> **Task instructions**
The response should consist of the data reproduced word for word.

> **Data shown**
..............................
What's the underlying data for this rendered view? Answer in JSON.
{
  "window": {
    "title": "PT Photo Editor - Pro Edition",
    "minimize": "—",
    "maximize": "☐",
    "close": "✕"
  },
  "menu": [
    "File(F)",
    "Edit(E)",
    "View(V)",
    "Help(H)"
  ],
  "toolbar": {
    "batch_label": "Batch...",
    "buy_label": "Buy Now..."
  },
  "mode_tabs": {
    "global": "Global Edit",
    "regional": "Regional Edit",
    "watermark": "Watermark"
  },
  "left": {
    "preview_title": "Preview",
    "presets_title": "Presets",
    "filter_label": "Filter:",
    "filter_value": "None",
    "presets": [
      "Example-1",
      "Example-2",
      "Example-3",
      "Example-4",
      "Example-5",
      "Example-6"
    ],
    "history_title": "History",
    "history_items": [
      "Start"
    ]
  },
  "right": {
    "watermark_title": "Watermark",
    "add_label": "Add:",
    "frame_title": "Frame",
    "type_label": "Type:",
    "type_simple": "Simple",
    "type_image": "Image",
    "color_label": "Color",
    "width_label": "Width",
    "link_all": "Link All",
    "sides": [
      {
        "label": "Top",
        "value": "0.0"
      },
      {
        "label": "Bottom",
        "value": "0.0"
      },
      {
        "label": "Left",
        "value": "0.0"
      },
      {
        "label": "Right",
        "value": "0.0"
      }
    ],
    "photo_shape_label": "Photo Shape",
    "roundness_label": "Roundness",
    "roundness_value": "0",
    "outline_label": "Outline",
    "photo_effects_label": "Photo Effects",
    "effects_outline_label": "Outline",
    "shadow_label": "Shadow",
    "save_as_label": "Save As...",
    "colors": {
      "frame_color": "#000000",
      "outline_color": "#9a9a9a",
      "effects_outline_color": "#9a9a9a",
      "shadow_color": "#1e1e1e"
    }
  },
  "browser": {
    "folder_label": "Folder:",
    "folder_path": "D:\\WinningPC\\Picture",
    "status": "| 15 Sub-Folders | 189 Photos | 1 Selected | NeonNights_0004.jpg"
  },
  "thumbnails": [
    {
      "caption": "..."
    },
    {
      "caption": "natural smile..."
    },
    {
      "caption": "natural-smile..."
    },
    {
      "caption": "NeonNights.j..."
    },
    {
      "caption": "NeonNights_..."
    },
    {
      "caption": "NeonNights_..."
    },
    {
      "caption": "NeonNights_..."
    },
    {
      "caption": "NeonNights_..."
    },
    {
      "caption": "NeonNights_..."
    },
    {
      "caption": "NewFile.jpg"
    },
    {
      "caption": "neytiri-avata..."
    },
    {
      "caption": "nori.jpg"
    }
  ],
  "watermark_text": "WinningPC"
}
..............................
> **Task output**
What's the underlying data for this rendered view? Answer in JSON.
{
  "window": {
    "title": "PT Photo Editor - Pro Edition",
    "minimize": "—",
    "maximize": "☐",
    "close": "✕"
  },
  "menu": [
    "File(F)",
    "Edit(E)",
    "View(V)",
    "Help(H)"
  ],
  "toolbar": {
    "batch_label": "Batch...",
    "buy_label": "Buy Now..."
  },
  "mode_tabs": {
    "global": "Global Edit",
    "regional": "Regional Edit",
    "watermark": "Watermark"
  },
  "left": {
    "preview_title": "Preview",
    "presets_title": "Presets",
    "filter_label": "Filter:",
    "filter_value": "None",
    "presets": [
      "Example-1",
      "Example-2",
      "Example-3",
      "Example-4",
      "Example-5",
      "Example-6"
    ],
    "history_title": "History",
    "history_items": [
      "Start"
    ]
  },
  "right": {
    "watermark_title": "Watermark",
    "add_label": "Add:",
    "frame_title": "Frame",
    "type_label": "Type:",
    "type_simple": "Simple",
    "type_image": "Image",
    "color_label": "Color",
    "width_label": "Width",
    "link_all": "Link All",
    "sides": [
      {
        "label": "Top",
        "value": "0.0"
      },
      {
        "label": "Bottom",
        "value": "0.0"
      },
      {
        "label": "Left",
        "value": "0.0"
      },
      {
        "label": "Right",
        "value": "0.0"
      }
    ],
    "photo_shape_label": "Photo Shape",
    "roundness_label": "Roundness",
    "roundness_value": "0",
    "outline_label": "Outline",
    "photo_effects_label": "Photo Effects",
    "effects_outline_label": "Outline",
    "shadow_label": "Shadow",
    "save_as_label": "Save As...",
    "colors": {
      "frame_color": "#000000",
      "outline_color": "#9a9a9a",
      "effects_outline_color": "#9a9a9a",
      "shadow_color": "#1e1e1e"
    }
  },
  "browser": {
    "folder_label": "Folder:",
    "folder_path": "D:\\WinningPC\\Picture",
    "status": "| 15 Sub-Folders | 189 Photos | 1 Selected | NeonNights_0004.jpg"
  },
  "thumbnails": [
    {
      "caption": "..."
    },
    {
      "caption": "natural smile..."
    },
    {
      "caption": "natural-smile..."
    },
    {
      "caption": "NeonNights.j..."
    },
    {
      "caption": "NeonNights_..."
    },
    {
      "caption": "NeonNights_..."
    },
    {
      "caption": "NeonNights_..."
    },
    {
      "caption": "NeonNights_..."
    },
    {
      "caption": "NeonNights_..."
    },
    {
      "caption": "NewFile.jpg"
    },
    {
      "caption": "neytiri-avata..."
    },
    {
      "caption": "nori.jpg"
    }
  ],
  "watermark_text": "WinningPC"
}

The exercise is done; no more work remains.